In his second chapter, Douthat attributes the change to five major social catalysts have Gained That steam since the 1960s: 1) First, the political polarization has occurred That Left and Right Between the many churches drew into it (Toward the Left mainline Protestants, evangelicals Toward the Right). This has Greatly Weakened the church's credibility in the Broader culture, With many viewing churches as mere appendages and pawns of political parties. 2) Second, the sexual revolution That means the Biblical sex ethic unreasonable and perverse now looks to millions of people, making Christianity implausible Appear, unhealthy, and regressive. 3) Third, the era of decolonization and Third World empowerment, together With the dawn of globalization, You have the impression Given imperialistically That Christianity was "western" and supportive of European civilization's record of racism, colonialism, and anti-Semitism. 4) The fourth factor has-been the enormous growth in the kind of the Material prosperity and consumerism That always works against faith and undermines Christian community. 5) The fifth factor is-that all the other four factors had initial Their Greatest impact on the more educated and affluent classes, the main gatekeepers of the culture-shaping Institutions: such as the media, the academy, the arts, the main foundations , and much of the government and business world.

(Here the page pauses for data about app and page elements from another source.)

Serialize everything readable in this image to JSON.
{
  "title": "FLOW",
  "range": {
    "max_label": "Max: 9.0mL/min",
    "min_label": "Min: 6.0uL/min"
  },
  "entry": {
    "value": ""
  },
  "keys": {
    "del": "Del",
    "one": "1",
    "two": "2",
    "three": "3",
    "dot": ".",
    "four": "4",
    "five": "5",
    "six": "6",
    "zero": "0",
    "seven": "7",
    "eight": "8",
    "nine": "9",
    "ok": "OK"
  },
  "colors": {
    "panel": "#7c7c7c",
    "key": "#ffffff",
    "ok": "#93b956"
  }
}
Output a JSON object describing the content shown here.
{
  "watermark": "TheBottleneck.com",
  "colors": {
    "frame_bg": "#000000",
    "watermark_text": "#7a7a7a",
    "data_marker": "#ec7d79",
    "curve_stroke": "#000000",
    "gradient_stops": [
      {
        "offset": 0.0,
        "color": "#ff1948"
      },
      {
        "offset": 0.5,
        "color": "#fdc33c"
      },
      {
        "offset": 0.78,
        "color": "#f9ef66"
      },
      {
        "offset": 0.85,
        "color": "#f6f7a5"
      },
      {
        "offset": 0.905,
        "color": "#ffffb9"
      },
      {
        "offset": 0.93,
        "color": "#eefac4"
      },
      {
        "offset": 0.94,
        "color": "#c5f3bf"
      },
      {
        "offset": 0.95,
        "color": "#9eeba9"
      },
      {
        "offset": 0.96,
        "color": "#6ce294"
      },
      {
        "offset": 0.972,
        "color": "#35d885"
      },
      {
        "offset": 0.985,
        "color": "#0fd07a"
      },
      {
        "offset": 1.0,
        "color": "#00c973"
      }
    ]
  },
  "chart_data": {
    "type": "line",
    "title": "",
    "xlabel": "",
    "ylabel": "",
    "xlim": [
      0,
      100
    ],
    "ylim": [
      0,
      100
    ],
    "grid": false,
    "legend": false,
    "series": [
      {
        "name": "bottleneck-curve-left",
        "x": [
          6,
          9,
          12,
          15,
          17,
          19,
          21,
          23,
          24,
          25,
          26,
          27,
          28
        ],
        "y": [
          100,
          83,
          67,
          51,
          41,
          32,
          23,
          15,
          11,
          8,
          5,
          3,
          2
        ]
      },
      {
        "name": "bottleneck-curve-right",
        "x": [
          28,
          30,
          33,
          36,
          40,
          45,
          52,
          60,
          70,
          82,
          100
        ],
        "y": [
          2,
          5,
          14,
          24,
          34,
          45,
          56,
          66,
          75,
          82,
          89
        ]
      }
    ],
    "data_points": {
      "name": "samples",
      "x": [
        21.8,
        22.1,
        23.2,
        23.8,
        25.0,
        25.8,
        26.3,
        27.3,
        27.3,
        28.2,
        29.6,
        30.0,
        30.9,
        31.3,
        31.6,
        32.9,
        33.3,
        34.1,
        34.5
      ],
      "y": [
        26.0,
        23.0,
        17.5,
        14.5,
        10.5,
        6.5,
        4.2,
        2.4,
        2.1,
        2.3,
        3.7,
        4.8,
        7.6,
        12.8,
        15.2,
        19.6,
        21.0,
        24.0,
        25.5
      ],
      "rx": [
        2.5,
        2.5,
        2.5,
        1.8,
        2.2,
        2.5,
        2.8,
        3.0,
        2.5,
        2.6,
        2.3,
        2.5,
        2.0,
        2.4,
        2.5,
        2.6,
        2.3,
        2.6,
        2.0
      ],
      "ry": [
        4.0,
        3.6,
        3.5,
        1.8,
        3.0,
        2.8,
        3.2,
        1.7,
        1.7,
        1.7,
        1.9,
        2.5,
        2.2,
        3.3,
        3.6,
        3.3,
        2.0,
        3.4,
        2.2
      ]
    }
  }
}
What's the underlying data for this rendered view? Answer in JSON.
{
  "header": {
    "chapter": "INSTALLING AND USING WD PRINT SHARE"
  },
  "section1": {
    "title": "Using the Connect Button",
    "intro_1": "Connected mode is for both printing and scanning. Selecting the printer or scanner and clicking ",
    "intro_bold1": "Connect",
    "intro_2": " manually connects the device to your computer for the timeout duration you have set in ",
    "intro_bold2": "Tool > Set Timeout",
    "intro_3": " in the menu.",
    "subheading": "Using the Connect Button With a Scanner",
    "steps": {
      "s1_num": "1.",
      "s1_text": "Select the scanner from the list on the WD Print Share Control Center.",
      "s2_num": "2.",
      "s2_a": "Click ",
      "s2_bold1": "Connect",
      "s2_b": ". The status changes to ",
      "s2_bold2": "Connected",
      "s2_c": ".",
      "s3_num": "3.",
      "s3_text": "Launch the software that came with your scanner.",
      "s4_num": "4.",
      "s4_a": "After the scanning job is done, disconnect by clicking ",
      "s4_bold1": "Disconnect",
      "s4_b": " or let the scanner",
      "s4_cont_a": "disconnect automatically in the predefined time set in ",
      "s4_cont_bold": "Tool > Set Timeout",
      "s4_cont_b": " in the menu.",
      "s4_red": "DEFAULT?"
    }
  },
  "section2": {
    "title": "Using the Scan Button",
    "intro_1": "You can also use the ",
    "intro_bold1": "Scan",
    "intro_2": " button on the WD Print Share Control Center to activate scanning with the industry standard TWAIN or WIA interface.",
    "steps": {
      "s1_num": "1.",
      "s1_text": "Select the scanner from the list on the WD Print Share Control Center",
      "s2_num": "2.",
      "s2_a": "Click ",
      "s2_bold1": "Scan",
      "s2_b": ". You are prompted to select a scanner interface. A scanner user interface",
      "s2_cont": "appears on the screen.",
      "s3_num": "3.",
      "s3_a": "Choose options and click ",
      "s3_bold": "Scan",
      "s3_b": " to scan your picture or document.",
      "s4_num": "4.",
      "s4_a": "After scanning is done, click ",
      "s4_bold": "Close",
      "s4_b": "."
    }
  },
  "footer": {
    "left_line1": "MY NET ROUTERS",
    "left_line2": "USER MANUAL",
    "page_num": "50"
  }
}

How does Ross Douthat's analysis Compare with some older thinkers? Lesslie Newbigin blames the marginalization of Christianity in the West on the outworking of the 18th century Enlightenment-which Promoted the sufficiency of human reason without faith in God-single for a great deal of the shift. In this've Understands historical patterns as being Caused by intellectual trends and ideas, working through Their Way out to society's Institutions. I see no reason why Newbigin's history-of-thought approach and Douthat's sociology-of-knowledge approach Both can not be right. A third kind of analysis Could easily find the faults Within the church itself. As H. Richard Niebuhr points out in his essay, "The Independence of the Church," the church weak and corrupt even Becomes Becomes Whenever it successful in a culture. This is an important factor to add. For example, why did the mainline and the evangelical church co-opted by American political parties get and lose credibility? Was not this due to a lack of robust, vital orthodoxy Within them? If All These Approaches are right and complementary, Christianity in the West has-been the victim of "a perfect storm" of trends, factors, and forces.


Next blog:  Ross Douthat on the Character of Christianity's Decline